/---

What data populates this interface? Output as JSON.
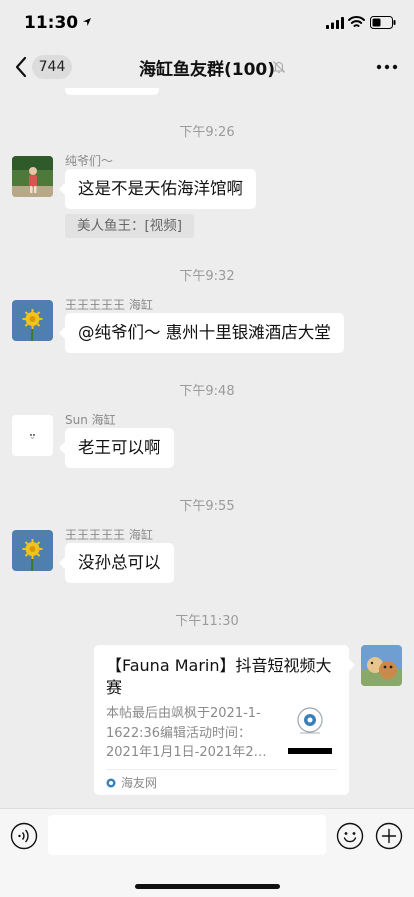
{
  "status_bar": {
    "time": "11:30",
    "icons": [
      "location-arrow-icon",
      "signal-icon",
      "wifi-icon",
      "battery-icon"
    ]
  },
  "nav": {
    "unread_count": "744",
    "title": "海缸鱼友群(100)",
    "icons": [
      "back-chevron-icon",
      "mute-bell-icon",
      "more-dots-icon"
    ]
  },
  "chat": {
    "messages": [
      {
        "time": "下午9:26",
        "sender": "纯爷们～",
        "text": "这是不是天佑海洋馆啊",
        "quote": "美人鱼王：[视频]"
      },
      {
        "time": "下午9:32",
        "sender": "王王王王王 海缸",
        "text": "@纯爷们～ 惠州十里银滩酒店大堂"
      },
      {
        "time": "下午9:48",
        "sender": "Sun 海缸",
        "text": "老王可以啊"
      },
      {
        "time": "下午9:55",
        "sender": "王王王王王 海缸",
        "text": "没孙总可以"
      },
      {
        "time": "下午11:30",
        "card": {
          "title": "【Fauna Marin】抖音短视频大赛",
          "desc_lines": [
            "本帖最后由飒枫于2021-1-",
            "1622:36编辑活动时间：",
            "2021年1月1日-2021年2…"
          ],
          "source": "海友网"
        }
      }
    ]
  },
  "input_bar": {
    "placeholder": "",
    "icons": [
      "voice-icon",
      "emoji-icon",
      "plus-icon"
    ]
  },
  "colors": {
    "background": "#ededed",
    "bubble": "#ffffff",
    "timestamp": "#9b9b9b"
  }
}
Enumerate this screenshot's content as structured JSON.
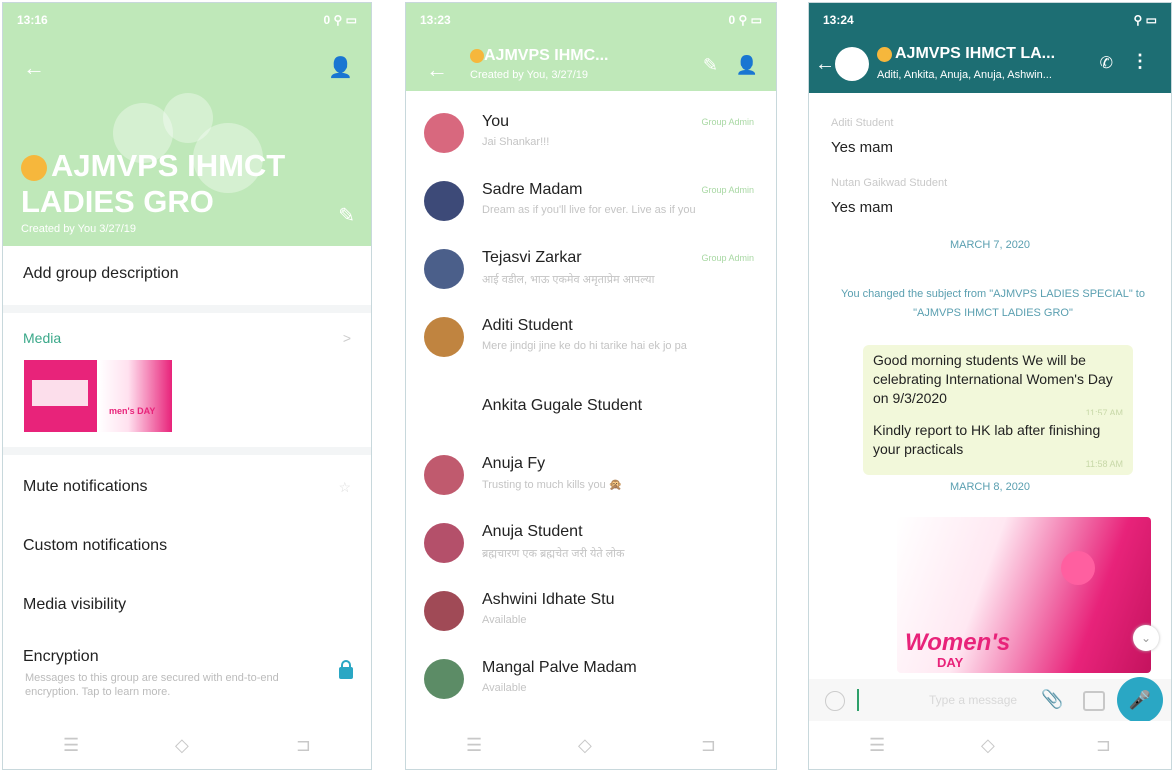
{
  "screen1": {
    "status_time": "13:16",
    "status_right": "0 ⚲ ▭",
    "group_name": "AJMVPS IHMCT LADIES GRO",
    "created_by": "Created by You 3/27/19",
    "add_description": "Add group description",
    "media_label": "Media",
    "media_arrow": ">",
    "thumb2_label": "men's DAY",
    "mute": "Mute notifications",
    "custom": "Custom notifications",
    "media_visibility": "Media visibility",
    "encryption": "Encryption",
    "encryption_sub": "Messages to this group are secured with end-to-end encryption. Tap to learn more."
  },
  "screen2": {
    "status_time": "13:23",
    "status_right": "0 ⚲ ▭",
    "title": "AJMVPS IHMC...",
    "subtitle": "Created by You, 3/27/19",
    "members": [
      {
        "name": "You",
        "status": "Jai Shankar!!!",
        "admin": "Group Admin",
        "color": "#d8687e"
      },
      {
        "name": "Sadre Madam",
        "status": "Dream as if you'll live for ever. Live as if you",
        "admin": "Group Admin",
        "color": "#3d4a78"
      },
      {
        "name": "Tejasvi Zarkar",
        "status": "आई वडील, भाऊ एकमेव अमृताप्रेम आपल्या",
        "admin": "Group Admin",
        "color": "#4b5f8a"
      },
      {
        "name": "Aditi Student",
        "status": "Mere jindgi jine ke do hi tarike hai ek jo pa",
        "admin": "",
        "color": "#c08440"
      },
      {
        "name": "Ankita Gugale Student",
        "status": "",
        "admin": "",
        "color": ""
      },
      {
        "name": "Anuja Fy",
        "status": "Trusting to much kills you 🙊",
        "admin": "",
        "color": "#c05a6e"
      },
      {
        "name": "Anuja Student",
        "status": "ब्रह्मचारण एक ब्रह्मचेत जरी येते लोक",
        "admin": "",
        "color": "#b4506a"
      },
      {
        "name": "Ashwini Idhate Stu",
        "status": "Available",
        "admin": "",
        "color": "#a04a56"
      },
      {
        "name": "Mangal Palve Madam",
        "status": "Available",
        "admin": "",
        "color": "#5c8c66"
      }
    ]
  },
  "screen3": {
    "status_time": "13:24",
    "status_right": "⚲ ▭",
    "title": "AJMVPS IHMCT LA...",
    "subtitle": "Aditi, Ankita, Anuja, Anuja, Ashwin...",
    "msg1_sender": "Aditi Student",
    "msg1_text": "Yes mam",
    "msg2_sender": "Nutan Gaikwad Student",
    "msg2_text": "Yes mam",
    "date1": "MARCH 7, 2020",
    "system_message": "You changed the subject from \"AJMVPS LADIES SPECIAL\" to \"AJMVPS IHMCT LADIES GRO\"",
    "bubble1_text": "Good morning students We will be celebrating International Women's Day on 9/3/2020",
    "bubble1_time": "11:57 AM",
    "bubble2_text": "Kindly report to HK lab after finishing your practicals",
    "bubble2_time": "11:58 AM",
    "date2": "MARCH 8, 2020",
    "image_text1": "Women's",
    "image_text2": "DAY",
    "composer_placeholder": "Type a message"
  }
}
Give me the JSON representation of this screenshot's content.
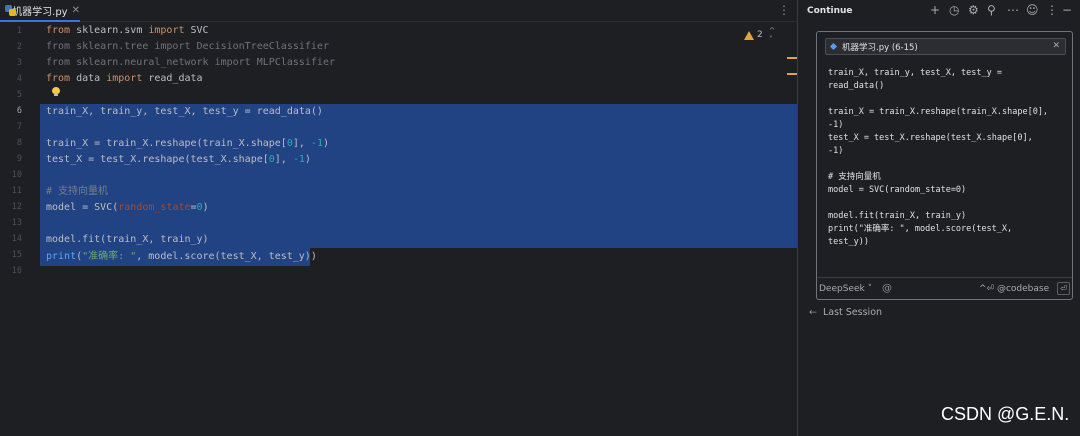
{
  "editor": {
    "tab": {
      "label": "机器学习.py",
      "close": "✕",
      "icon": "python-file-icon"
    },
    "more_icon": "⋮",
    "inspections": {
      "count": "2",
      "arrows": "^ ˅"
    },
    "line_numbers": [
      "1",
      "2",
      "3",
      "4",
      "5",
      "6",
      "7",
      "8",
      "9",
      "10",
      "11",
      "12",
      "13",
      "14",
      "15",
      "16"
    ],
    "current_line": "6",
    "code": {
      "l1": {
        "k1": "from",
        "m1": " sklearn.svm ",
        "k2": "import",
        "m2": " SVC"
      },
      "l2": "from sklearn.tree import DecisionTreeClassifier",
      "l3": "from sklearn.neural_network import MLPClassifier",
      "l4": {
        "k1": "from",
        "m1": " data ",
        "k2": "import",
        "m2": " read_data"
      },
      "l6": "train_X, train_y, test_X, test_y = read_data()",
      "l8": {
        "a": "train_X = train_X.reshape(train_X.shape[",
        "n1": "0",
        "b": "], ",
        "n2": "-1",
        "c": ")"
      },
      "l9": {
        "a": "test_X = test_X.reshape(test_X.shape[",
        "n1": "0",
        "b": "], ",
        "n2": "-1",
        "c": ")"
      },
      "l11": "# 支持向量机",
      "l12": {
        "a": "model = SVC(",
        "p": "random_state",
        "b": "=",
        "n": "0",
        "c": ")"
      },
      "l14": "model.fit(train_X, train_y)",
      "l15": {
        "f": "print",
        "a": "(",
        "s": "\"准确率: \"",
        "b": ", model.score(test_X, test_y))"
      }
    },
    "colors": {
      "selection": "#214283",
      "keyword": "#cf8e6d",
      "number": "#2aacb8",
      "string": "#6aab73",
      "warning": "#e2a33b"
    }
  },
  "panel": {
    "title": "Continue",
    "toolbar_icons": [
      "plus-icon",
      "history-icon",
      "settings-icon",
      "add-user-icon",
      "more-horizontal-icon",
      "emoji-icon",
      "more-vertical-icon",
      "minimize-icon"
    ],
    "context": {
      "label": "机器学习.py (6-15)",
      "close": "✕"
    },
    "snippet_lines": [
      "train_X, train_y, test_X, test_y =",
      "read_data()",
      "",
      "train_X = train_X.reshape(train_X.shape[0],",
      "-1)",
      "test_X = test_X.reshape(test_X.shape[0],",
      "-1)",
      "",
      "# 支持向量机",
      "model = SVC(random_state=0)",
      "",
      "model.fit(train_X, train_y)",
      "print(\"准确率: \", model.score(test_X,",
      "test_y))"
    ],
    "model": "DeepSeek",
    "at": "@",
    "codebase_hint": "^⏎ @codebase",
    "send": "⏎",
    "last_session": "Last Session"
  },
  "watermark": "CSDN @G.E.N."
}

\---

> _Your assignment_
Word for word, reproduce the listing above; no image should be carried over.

> _Your response_
What data populates this interface? Output as JSON.
{
  "status_bar": {
    "time": "11:30",
    "icons": [
      "location-arrow-icon",
      "signal-icon",
      "wifi-icon",
      "battery-icon"
    ]
  },
  "nav": {
    "unread_count": "744",
    "title": "海缸鱼友群(100)",
    "icons": [
      "back-chevron-icon",
      "mute-bell-icon",
      "more-dots-icon"
    ]
  },
  "chat": {
    "messages": [
      {
        "time": "下午9:26",
        "sender": "纯爷们～",
        "text": "这是不是天佑海洋馆啊",
        "quote": "美人鱼王：[视频]"
      },
      {
        "time": "下午9:32",
        "sender": "王王王王王 海缸",
        "text": "@纯爷们～ 惠州十里银滩酒店大堂"
      },
      {
        "time": "下午9:48",
        "sender": "Sun 海缸",
        "text": "老王可以啊"
      },
      {
        "time": "下午9:55",
        "sender": "王王王王王 海缸",
        "text": "没孙总可以"
      },
      {
        "time": "下午11:30",
        "card": {
          "title": "【Fauna Marin】抖音短视频大赛",
          "desc_lines": [
            "本帖最后由飒枫于2021-1-",
            "1622:36编辑活动时间：",
            "2021年1月1日-2021年2…"
          ],
          "source": "海友网"
        }
      }
    ]
  },
  "input_bar": {
    "placeholder": "",
    "icons": [
      "voice-icon",
      "emoji-icon",
      "plus-icon"
    ]
  },
  "colors": {
    "background": "#ededed",
    "bubble": "#ffffff",
    "timestamp": "#9b9b9b"
  }
}
Enumerate this screenshot's content as structured JSON.
{
  "screen1": {
    "status_time": "13:16",
    "status_right": "0 ⚲ ▭",
    "group_name": "AJMVPS IHMCT LADIES GRO",
    "created_by": "Created by You 3/27/19",
    "add_description": "Add group description",
    "media_label": "Media",
    "media_arrow": ">",
    "thumb2_label": "men's DAY",
    "mute": "Mute notifications",
    "custom": "Custom notifications",
    "media_visibility": "Media visibility",
    "encryption": "Encryption",
    "encryption_sub": "Messages to this group are secured with end-to-end encryption. Tap to learn more."
  },
  "screen2": {
    "status_time": "13:23",
    "status_right": "0 ⚲ ▭",
    "title": "AJMVPS IHMC...",
    "subtitle": "Created by You, 3/27/19",
    "members": [
      {
        "name": "You",
        "status": "Jai Shankar!!!",
        "admin": "Group Admin",
        "color": "#d8687e"
      },
      {
        "name": "Sadre Madam",
        "status": "Dream as if you'll live for ever. Live as if you",
        "admin": "Group Admin",
        "color": "#3d4a78"
      },
      {
        "name": "Tejasvi Zarkar",
        "status": "आई वडील, भाऊ एकमेव अमृताप्रेम आपल्या",
        "admin": "Group Admin",
        "color": "#4b5f8a"
      },
      {
        "name": "Aditi Student",
        "status": "Mere jindgi jine ke do hi tarike hai ek jo pa",
        "admin": "",
        "color": "#c08440"
      },
      {
        "name": "Ankita Gugale Student",
        "status": "",
        "admin": "",
        "color": ""
      },
      {
        "name": "Anuja Fy",
        "status": "Trusting to much kills you 🙊",
        "admin": "",
        "color": "#c05a6e"
      },
      {
        "name": "Anuja Student",
        "status": "ब्रह्मचारण एक ब्रह्मचेत जरी येते लोक",
        "admin": "",
        "color": "#b4506a"
      },
      {
        "name": "Ashwini Idhate Stu",
        "status": "Available",
        "admin": "",
        "color": "#a04a56"
      },
      {
        "name": "Mangal Palve Madam",
        "status": "Available",
        "admin": "",
        "color": "#5c8c66"
      }
    ]
  },
  "screen3": {
    "status_time": "13:24",
    "status_right": "⚲ ▭",
    "title": "AJMVPS IHMCT LA...",
    "subtitle": "Aditi, Ankita, Anuja, Anuja, Ashwin...",
    "msg1_sender": "Aditi Student",
    "msg1_text": "Yes mam",
    "msg2_sender": "Nutan Gaikwad Student",
    "msg2_text": "Yes mam",
    "date1": "MARCH 7, 2020",
    "system_message": "You changed the subject from \"AJMVPS LADIES SPECIAL\" to \"AJMVPS IHMCT LADIES GRO\"",
    "bubble1_text": "Good morning students We will be celebrating International Women's Day on 9/3/2020",
    "bubble1_time": "11:57 AM",
    "bubble2_text": "Kindly report to HK lab after finishing your practicals",
    "bubble2_time": "11:58 AM",
    "date2": "MARCH 8, 2020",
    "image_text1": "Women's",
    "image_text2": "DAY",
    "composer_placeholder": "Type a message"
  }
}
Give me the JSON representation of this screenshot's content.
{
  "editor": {
    "tab": {
      "label": "机器学习.py",
      "close": "✕",
      "icon": "python-file-icon"
    },
    "more_icon": "⋮",
    "inspections": {
      "count": "2",
      "arrows": "^ ˅"
    },
    "line_numbers": [
      "1",
      "2",
      "3",
      "4",
      "5",
      "6",
      "7",
      "8",
      "9",
      "10",
      "11",
      "12",
      "13",
      "14",
      "15",
      "16"
    ],
    "current_line": "6",
    "code": {
      "l1": {
        "k1": "from",
        "m1": " sklearn.svm ",
        "k2": "import",
        "m2": " SVC"
      },
      "l2": "from sklearn.tree import DecisionTreeClassifier",
      "l3": "from sklearn.neural_network import MLPClassifier",
      "l4": {
        "k1": "from",
        "m1": " data ",
        "k2": "import",
        "m2": " read_data"
      },
      "l6": "train_X, train_y, test_X, test_y = read_data()",
      "l8": {
        "a": "train_X = train_X.reshape(train_X.shape[",
        "n1": "0",
        "b": "], ",
        "n2": "-1",
        "c": ")"
      },
      "l9": {
        "a": "test_X = test_X.reshape(test_X.shape[",
        "n1": "0",
        "b": "], ",
        "n2": "-1",
        "c": ")"
      },
      "l11": "# 支持向量机",
      "l12": {
        "a": "model = SVC(",
        "p": "random_state",
        "b": "=",
        "n": "0",
        "c": ")"
      },
      "l14": "model.fit(train_X, train_y)",
      "l15": {
        "f": "print",
        "a": "(",
        "s": "\"准确率: \"",
        "b": ", model.score(test_X, test_y))"
      }
    },
    "colors": {
      "selection": "#214283",
      "keyword": "#cf8e6d",
      "number": "#2aacb8",
      "string": "#6aab73",
      "warning": "#e2a33b"
    }
  },
  "panel": {
    "title": "Continue",
    "toolbar_icons": [
      "plus-icon",
      "history-icon",
      "settings-icon",
      "add-user-icon",
      "more-horizontal-icon",
      "emoji-icon",
      "more-vertical-icon",
      "minimize-icon"
    ],
    "context": {
      "label": "机器学习.py (6-15)",
      "close": "✕"
    },
    "snippet_lines": [
      "train_X, train_y, test_X, test_y =",
      "read_data()",
      "",
      "train_X = train_X.reshape(train_X.shape[0],",
      "-1)",
      "test_X = test_X.reshape(test_X.shape[0],",
      "-1)",
      "",
      "# 支持向量机",
      "model = SVC(random_state=0)",
      "",
      "model.fit(train_X, train_y)",
      "print(\"准确率: \", model.score(test_X,",
      "test_y))"
    ],
    "model": "DeepSeek",
    "at": "@",
    "codebase_hint": "^⏎ @codebase",
    "send": "⏎",
    "last_session": "Last Session"
  },
  "watermark": "CSDN @G.E.N."
}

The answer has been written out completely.